13 Homes is the fourth release from Terence J. McGaughey's solo project Millimetre. Following 2009's Heliography, McGaughey uses layers of experimental electro to create atmospheric tracks that glow – and sputter - like city streetlights.
A mish mash of skilfully manipulated sound, crushed machine beats, electro waves, rumbling bass and corrugated vocals are combined in various weights and layers. Lyrics are more often recited, poem-like – than sung. Music all about ambience and the overall experience: vocals and melodies trickle furtively beneath mysterious electro effects, beats and rhythms; lyrics are inspired by McGaughey's Irish roots – literature, poetry, and political and religious contention.
However, in reaching to experimental, artistic and atmospheric heights – lyrically and sonically - McGaughey often loses sight of basic musicality, enjoyment and tunefulness, and misses the mark completely. '13 Homes' is incredibly hit and miss.
There is something to be admired in many tracks – 'Barefoot' artfully layers crushed up electro beats, vocals and rumbling bass over a single guitar riff that carries the track – then another melodic riff over the rhythmically catchy chorus really stands out and holds attention. 'Newborn' and 'Legitimate Targets' contrast dark lyrics with a light, quirky folk feel to devastating effect, with machine like beats and percussion but with catchy vocal melodies.
'Hands Free' however, is a bubbling assault on the ears – modulated electro beats and portentous, discordant vocals make this a mechanical monster of a track.
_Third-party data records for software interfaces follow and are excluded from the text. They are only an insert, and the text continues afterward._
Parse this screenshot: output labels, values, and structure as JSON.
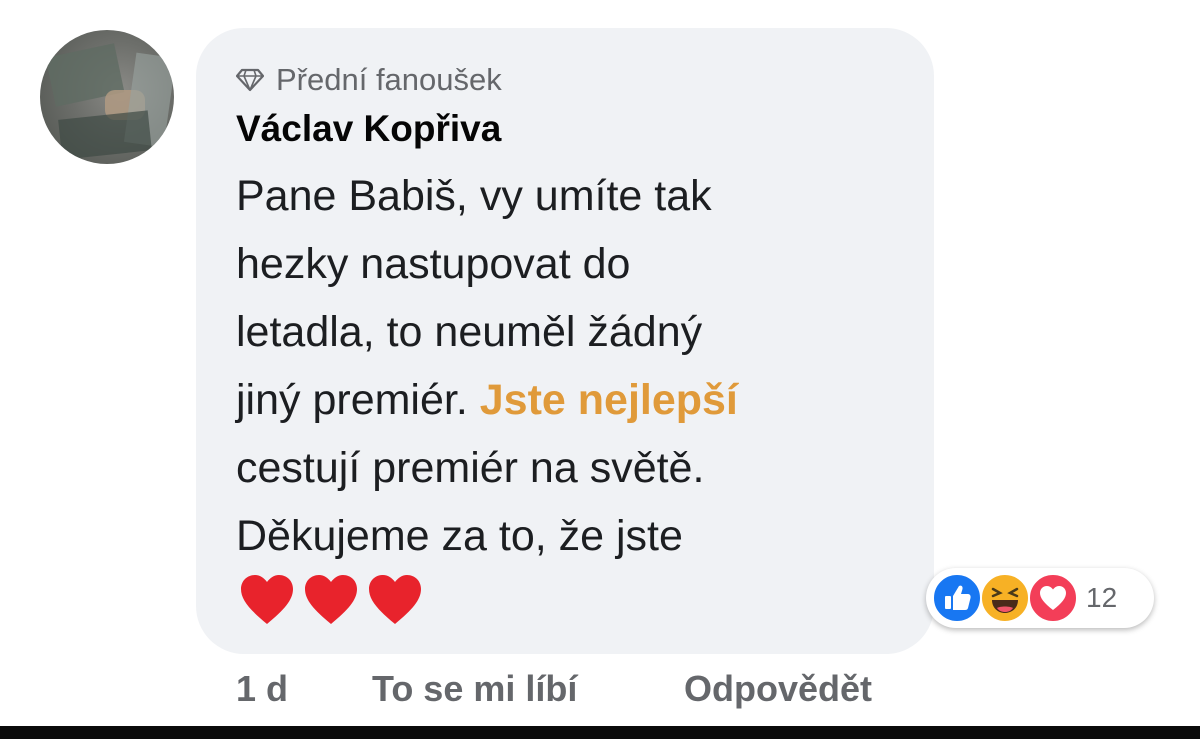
{
  "comment": {
    "badge_icon": "diamond-icon",
    "badge_label": "Přední fanoušek",
    "author": "Václav Kopřiva",
    "text_lines": [
      "Pane Babiš,  vy umíte tak",
      "hezky nastupovat do",
      "letadla,  to neuměl žádný"
    ],
    "line4_prefix": "jiný premiér. ",
    "line4_highlight": "Jste nejlepší",
    "line5": "cestují premiér na světě.",
    "line6": "Děkujeme za to,  že jste",
    "hearts": [
      "heart-icon",
      "heart-icon",
      "heart-icon"
    ],
    "highlight_color": "#e09a3a"
  },
  "reactions": {
    "icons": [
      "like-icon",
      "haha-icon",
      "love-icon"
    ],
    "count": "12"
  },
  "actions": {
    "time": "1 d",
    "like_label": "To se mi líbí",
    "reply_label": "Odpovědět"
  }
}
It's tough to listen to and it gets too much – vocals clash and over-heavy bass beats just sounds like confused noise.
'Intimate With the Kitchen' could remind you of Placebo – it's dark, gothic, with quick paced bassline and subtle guitar that really push the track forward to a catchy penetrating sound. Vocal melodies are easy to take in, unlike similarly dungeon-esque 'Unkonshus' - a booming track that brings to mind a gothic underground disco. The emotion is there – but vocal melodies collide and are no pleasure for the ears.
'Ready For the Stars' tries to pack in too many effects and in doing so loses everything in its harp-like guitar, vocal distortion, odd shuffling interlude, brass and jazz guitar that would be more are home in sophisticated lounge music and just doesn't fit in this dark, brooding track. 'Frozen' is even worse – some excellent electro effects but misassembled into formless noise; and the all-encompassing bass on '
The problem with 13 Homes is that in his creative frenzy, McGaughey forgets to make sounds that are pleasing to the listener, instead falling short with creatively pretentious, discordant tracks that are hard to listen to and even harder to enjoy, unless the listener turns artist and lifts away the jarring layers of sound. Modern art would be a good comparison – love it or hate it, sometimes sound, like any medium, is just such a mess that any meaning they may have held is lost in the lack of pleasing aesthetics.